## About this exercise
The reply should hold every record, copied exactly, and none of the pictures.

Page and application data records

________

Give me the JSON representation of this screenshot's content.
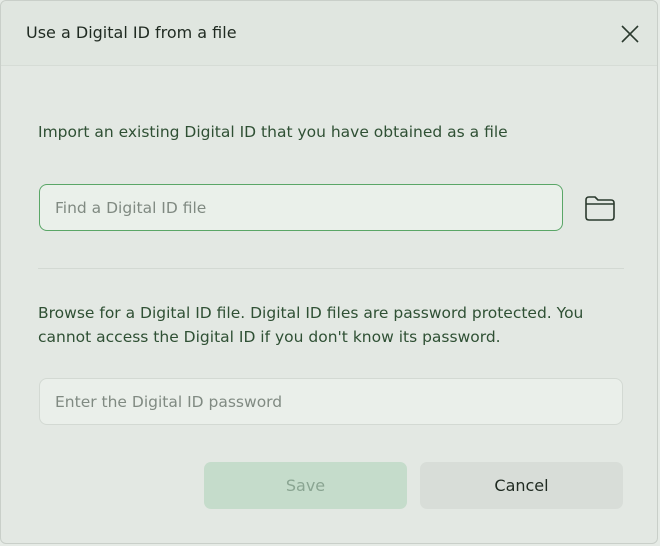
{
  "dialog": {
    "title": "Use a Digital ID from a file",
    "close_icon": "close-icon",
    "import_text": "Import an existing Digital ID that you have obtained as a file",
    "file_input": {
      "placeholder": "Find a Digital ID file",
      "value": ""
    },
    "browse_icon": "folder-icon",
    "browse_text": "Browse for a Digital ID file. Digital ID files are password protected. You cannot access the Digital ID if you don't know its password.",
    "password_input": {
      "placeholder": "Enter the Digital ID password",
      "value": ""
    },
    "save_label": "Save",
    "cancel_label": "Cancel"
  },
  "colors": {
    "accent": "#5aa667",
    "save_disabled_bg": "#c5dccb",
    "save_disabled_text": "#8aa592",
    "body_text": "#2f5034"
  }
}
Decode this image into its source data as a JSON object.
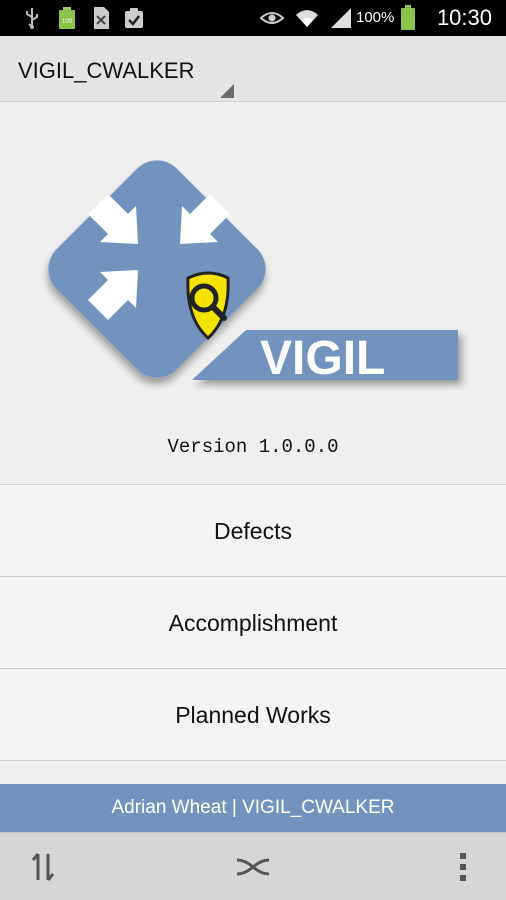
{
  "status_bar": {
    "battery_text": "100%",
    "time": "10:30"
  },
  "action_bar": {
    "account_name": "VIGIL_CWALKER"
  },
  "logo": {
    "wordmark": "VIGIL",
    "color": "#7393bf"
  },
  "version_text": "Version 1.0.0.0",
  "menu": {
    "items": [
      {
        "label": "Defects"
      },
      {
        "label": "Accomplishment"
      },
      {
        "label": "Planned Works"
      }
    ]
  },
  "user_bar": {
    "text": "Adrian Wheat | VIGIL_CWALKER",
    "color": "#7393bf"
  },
  "bottom_bar": {
    "icons": [
      "sync-arrows-icon",
      "connection-icon",
      "overflow-menu-icon"
    ]
  }
}
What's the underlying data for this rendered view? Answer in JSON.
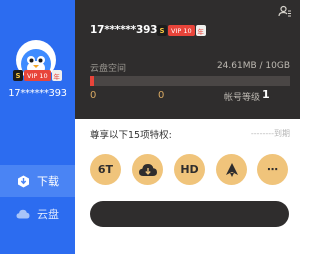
{
  "sidebar": {
    "username": "17******393",
    "badges": {
      "s": "S",
      "vip": "VIP 10",
      "year": "年"
    },
    "nav": [
      {
        "label": "下载",
        "icon": "download-icon",
        "active": true
      },
      {
        "label": "云盘",
        "icon": "cloud-icon",
        "active": false
      }
    ]
  },
  "header": {
    "username": "17******393",
    "badges": {
      "s": "S",
      "vip": "VIP 10",
      "year": "年"
    },
    "storage_label": "云盘空间",
    "storage_value": "24.61MB / 10GB",
    "storage_used_fraction": 0.0024,
    "stat_1": "0",
    "stat_2": "0",
    "account_level_label": "帐号等级",
    "account_level_value": "1"
  },
  "privileges": {
    "title": "尊享以下15项特权:",
    "expire_text": "--------到期",
    "items": [
      {
        "label": "6T",
        "icon": "6t-icon"
      },
      {
        "label": "",
        "icon": "cloud-download-icon"
      },
      {
        "label": "HD",
        "icon": "hd-icon"
      },
      {
        "label": "",
        "icon": "speedup-icon"
      },
      {
        "label": "⋯",
        "icon": "more-icon"
      }
    ]
  },
  "colors": {
    "sidebar": "#2c6cf0",
    "header": "#2f2d2d",
    "accent_gold": "#f0c47b",
    "vip_red": "#e8443a"
  }
}
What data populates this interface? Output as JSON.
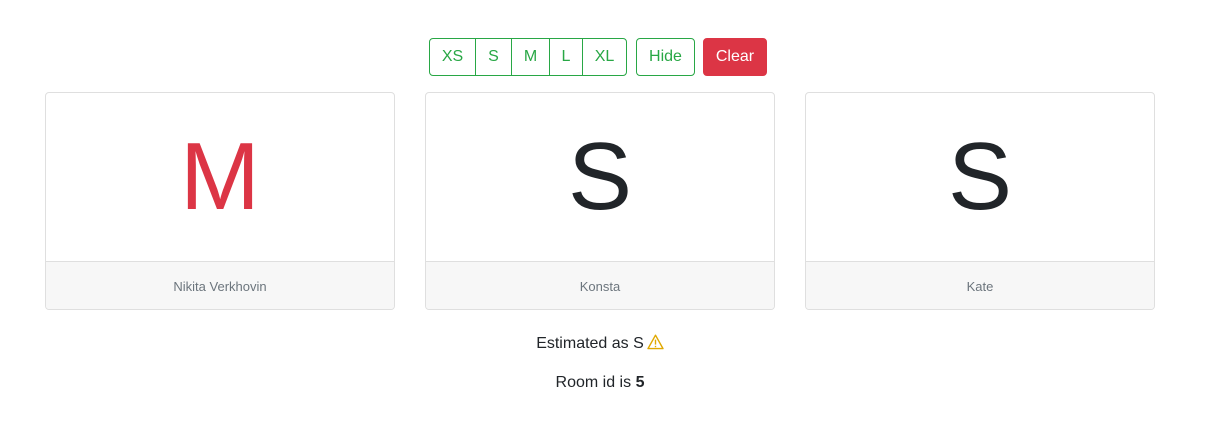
{
  "toolbar": {
    "sizes": [
      "XS",
      "S",
      "M",
      "L",
      "XL"
    ],
    "hide_label": "Hide",
    "clear_label": "Clear"
  },
  "colors": {
    "accent_green": "#28a745",
    "danger_red": "#dc3545",
    "warning_yellow": "#ffc107",
    "text_dark": "#212529",
    "text_muted": "#6c757d"
  },
  "cards": [
    {
      "value": "M",
      "name": "Nikita Verkhovin",
      "value_color": "#dc3545"
    },
    {
      "value": "S",
      "name": "Konsta",
      "value_color": "#212529"
    },
    {
      "value": "S",
      "name": "Kate",
      "value_color": "#212529"
    }
  ],
  "estimate": {
    "text": "Estimated as S",
    "icon": "warning-icon"
  },
  "room": {
    "prefix": "Room id is",
    "id": "5"
  }
}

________

## Exercise response
Give me the JSON representation of this screenshot's content.
{
  "dialog": {
    "title": "Use a Digital ID from a file",
    "close_icon": "close-icon",
    "import_text": "Import an existing Digital ID that you have obtained as a file",
    "file_input": {
      "placeholder": "Find a Digital ID file",
      "value": ""
    },
    "browse_icon": "folder-icon",
    "browse_text": "Browse for a Digital ID file. Digital ID files are password protected. You cannot access the Digital ID if you don't know its password.",
    "password_input": {
      "placeholder": "Enter the Digital ID password",
      "value": ""
    },
    "save_label": "Save",
    "cancel_label": "Cancel"
  },
  "colors": {
    "accent": "#5aa667",
    "save_disabled_bg": "#c5dccb",
    "save_disabled_text": "#8aa592",
    "body_text": "#2f5034"
  }
}
Decode this image into its source data as a JSON object.
{
  "status_bar": {
    "battery_text": "100%",
    "time": "10:30"
  },
  "action_bar": {
    "account_name": "VIGIL_CWALKER"
  },
  "logo": {
    "wordmark": "VIGIL",
    "color": "#7393bf"
  },
  "version_text": "Version 1.0.0.0",
  "menu": {
    "items": [
      {
        "label": "Defects"
      },
      {
        "label": "Accomplishment"
      },
      {
        "label": "Planned Works"
      }
    ]
  },
  "user_bar": {
    "text": "Adrian Wheat | VIGIL_CWALKER",
    "color": "#7393bf"
  },
  "bottom_bar": {
    "icons": [
      "sync-arrows-icon",
      "connection-icon",
      "overflow-menu-icon"
    ]
  }
}
What's the underlying data for this rendered view? Answer in JSON.
{
  "sidebar": {
    "username": "17******393",
    "badges": {
      "s": "S",
      "vip": "VIP 10",
      "year": "年"
    },
    "nav": [
      {
        "label": "下载",
        "icon": "download-icon",
        "active": true
      },
      {
        "label": "云盘",
        "icon": "cloud-icon",
        "active": false
      }
    ]
  },
  "header": {
    "username": "17******393",
    "badges": {
      "s": "S",
      "vip": "VIP 10",
      "year": "年"
    },
    "storage_label": "云盘空间",
    "storage_value": "24.61MB / 10GB",
    "storage_used_fraction": 0.0024,
    "stat_1": "0",
    "stat_2": "0",
    "account_level_label": "帐号等级",
    "account_level_value": "1"
  },
  "privileges": {
    "title": "尊享以下15项特权:",
    "expire_text": "--------到期",
    "items": [
      {
        "label": "6T",
        "icon": "6t-icon"
      },
      {
        "label": "",
        "icon": "cloud-download-icon"
      },
      {
        "label": "HD",
        "icon": "hd-icon"
      },
      {
        "label": "",
        "icon": "speedup-icon"
      },
      {
        "label": "⋯",
        "icon": "more-icon"
      }
    ]
  },
  "colors": {
    "sidebar": "#2c6cf0",
    "header": "#2f2d2d",
    "accent_gold": "#f0c47b",
    "vip_red": "#e8443a"
  }
}
What data populates this interface? Output as JSON.
{
  "toolbar": {
    "sizes": [
      "XS",
      "S",
      "M",
      "L",
      "XL"
    ],
    "hide_label": "Hide",
    "clear_label": "Clear"
  },
  "colors": {
    "accent_green": "#28a745",
    "danger_red": "#dc3545",
    "warning_yellow": "#ffc107",
    "text_dark": "#212529",
    "text_muted": "#6c757d"
  },
  "cards": [
    {
      "value": "M",
      "name": "Nikita Verkhovin",
      "value_color": "#dc3545"
    },
    {
      "value": "S",
      "name": "Konsta",
      "value_color": "#212529"
    },
    {
      "value": "S",
      "name": "Kate",
      "value_color": "#212529"
    }
  ],
  "estimate": {
    "text": "Estimated as S",
    "icon": "warning-icon"
  },
  "room": {
    "prefix": "Room id is",
    "id": "5"
  }
}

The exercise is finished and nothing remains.